The case is EEOC v. Bass Pro Outdoor World (BPOW) decided on March 18, 2013 by District Court Judge Keith B. Ellison of the District of Texas, Houston Division [2013 U.S. Dist. LEXIS 36711]. As far as pattern or practice cases go, this one is not unusual. Rather, my interest in it stems from the distinction made by Judge Ellison between stock and flow data. I've written on the stock versus flow statistics in several Alerts, and for those already familiar with this distinction, please indulge me as I explain to others.
Stock statistics generally form the basis for pattern or practice cases, and are of two types: (1) comparisons between two different workforce stock statistics, as in long distance versus short distance bus drivers in Teamsters v. US (2007) [431 U.S. 324], and (2) composition in the workforce compared to composition in the labor pool as in percentage of blacks in the school district versus percentage of qualified and available backs in Hazelwood School District v. United States (2007) [433 U.S. 299]. Flow statistics, on the other hand, generally form the basis for adverse impact, and are also of two types: (1) selection rate differences between two or more classes of actual applicants, as with cognitive test scores for blacks versus whites in Griggs v. Duke Power (1971) [401 U.S. 424], and (2) selection rate differences for chilled applicants who do not meet a stated requirement, as in the high school diploma in Griggs and height and weight requirements in Dothard v. Rawlinson (19770 [433 U.S. 331].
My interest in this distinction was originally piqued by the ruling in Wards Cove v. Atonio (1989) [490 U.S. 642] in which stock statistics were used as a basis for a controversial adverse impact ruling (later overturned in the Civil Rights Act of 1991). The issue in Wards Cove was the same as in Teamsters (i.e., minorities congregated into lower paying jobs and non-minorities congregated into higher paying jobs). This brings us to the present case.
As I noted above, the facts of the case are not that remarkable given the run of more well known cases on “systemic discrimination” (code phrase for pattern or practice of discrimination). The EEOC alleged that there was a hiring preference for whites via a company-wide “profile” that resulted in statistically significant differences favoring whites over blacks in 24 out of 56 stores nationwide, and whites over Hispanics in 17 stores when comparing percentages at the stores versus percentages available in the various populations. BPOW argued that these data should be thrown out in favor of applicant flow data within each of the suspect stores. Forgive the length of the following quote, but here’s what Judge Ellison said to that:

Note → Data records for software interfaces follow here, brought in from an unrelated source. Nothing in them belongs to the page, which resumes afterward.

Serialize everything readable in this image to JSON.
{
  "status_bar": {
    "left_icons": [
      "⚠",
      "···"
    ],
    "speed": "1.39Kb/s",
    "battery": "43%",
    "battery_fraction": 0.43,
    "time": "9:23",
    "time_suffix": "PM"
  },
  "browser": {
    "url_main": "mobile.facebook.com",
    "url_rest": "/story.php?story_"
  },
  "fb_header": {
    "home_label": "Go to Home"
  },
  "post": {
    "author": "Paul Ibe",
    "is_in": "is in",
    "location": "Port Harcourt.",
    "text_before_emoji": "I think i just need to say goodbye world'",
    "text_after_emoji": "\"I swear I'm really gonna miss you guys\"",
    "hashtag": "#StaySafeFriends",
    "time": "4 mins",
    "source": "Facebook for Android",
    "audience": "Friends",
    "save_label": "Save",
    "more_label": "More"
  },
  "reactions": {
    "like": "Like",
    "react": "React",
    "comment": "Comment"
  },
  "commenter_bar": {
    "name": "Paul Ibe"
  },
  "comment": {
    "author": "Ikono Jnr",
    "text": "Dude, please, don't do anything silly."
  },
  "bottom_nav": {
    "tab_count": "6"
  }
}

Defendants argue here that the statistical evidence should be disregarded because it is not applicant flow data. If provided, flow data would measure the percentage of all applicants actually hired to establish the expected outcome. For example, if 1000 people applied and 100 were applied, then the overall hiring rate would be 10%. With neutral hiring, the expected hiring rates for all classes would be 10%. Applicant flow can sometimes be a more accurate measure of an employer's hiring practices than general population comparisons when, for example, a greater percentage of qualified Blacks apply for work than qualified whites. …. However, applicant data "is frequently unavailable, and, when available, it is often distorted by inadequate or excessive recruiting efforts, improper deterrence of applicants, unqualified applicants, multiple applications by the same applicant, or lack of specificity or improper groupings …… Furthermore, while applicant data might be relevant, "(t)he absence of such evidence, however, will not prevent plaintiffs from recovering. ….Taking Plaintiff's facts as true, most positions at BPOW require no formal training. Thus, the percentage of minorities in the county can be compared to the percentage within the relevant store to provide reliable statistical data regarding Defendants' hiring practices, at least at the 12(b)(6) stage.
There is more, but key is that this is the first Title VII case I can remember (help me out if I’m wrong) where a judge at least came close to saying stock statistics are sufficient for pattern or practice cases and applicant flow data apply more so to adverse impact cases. Of course, those of you that are federal contractors know that this distinction doesn’t apply to contemporary OFCCP enforcement, where analyses of applicant flow data are very often used in pattern or practice allegations.
by Art Gutman Ph.D., Professor, Florida Institute of Technology